> [Action item]
Repeat every entry below exactly as given.

App and web page records
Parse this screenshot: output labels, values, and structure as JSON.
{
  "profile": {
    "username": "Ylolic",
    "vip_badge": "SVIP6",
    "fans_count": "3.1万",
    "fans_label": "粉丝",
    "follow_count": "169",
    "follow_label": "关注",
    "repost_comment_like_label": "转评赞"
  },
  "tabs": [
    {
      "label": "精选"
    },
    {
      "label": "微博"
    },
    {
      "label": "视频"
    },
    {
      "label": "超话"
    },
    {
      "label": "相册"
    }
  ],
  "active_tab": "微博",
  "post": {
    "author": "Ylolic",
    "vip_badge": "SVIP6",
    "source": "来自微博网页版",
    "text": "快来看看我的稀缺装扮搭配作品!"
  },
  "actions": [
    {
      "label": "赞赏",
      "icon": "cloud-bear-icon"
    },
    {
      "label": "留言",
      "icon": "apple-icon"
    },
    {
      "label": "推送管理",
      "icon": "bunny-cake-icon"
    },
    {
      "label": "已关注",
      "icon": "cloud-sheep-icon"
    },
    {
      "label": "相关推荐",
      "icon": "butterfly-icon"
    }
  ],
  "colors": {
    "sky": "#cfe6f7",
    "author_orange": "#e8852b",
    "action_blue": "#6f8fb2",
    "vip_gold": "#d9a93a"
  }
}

> [Output below]
Parse this screenshot: output labels, values, and structure as JSON.
{
  "profile": {
    "username": "Ylolic",
    "vip_badge": "SVIP6",
    "fans_count": "3.1万",
    "fans_label": "粉丝",
    "follow_count": "169",
    "follow_label": "关注",
    "repost_comment_like_label": "转评赞"
  },
  "tabs": [
    {
      "label": "精选"
    },
    {
      "label": "微博"
    },
    {
      "label": "视频"
    },
    {
      "label": "超话"
    },
    {
      "label": "相册"
    }
  ],
  "active_tab": "微博",
  "post": {
    "author": "Ylolic",
    "vip_badge": "SVIP6",
    "source": "来自微博网页版",
    "text": "快来看看我的稀缺装扮搭配作品!"
  },
  "actions": [
    {
      "label": "赞赏",
      "icon": "cloud-bear-icon"
    },
    {
      "label": "留言",
      "icon": "apple-icon"
    },
    {
      "label": "推送管理",
      "icon": "bunny-cake-icon"
    },
    {
      "label": "已关注",
      "icon": "cloud-sheep-icon"
    },
    {
      "label": "相关推荐",
      "icon": "butterfly-icon"
    }
  ],
  "colors": {
    "sky": "#cfe6f7",
    "author_orange": "#e8852b",
    "action_blue": "#6f8fb2",
    "vip_gold": "#d9a93a"
  }
}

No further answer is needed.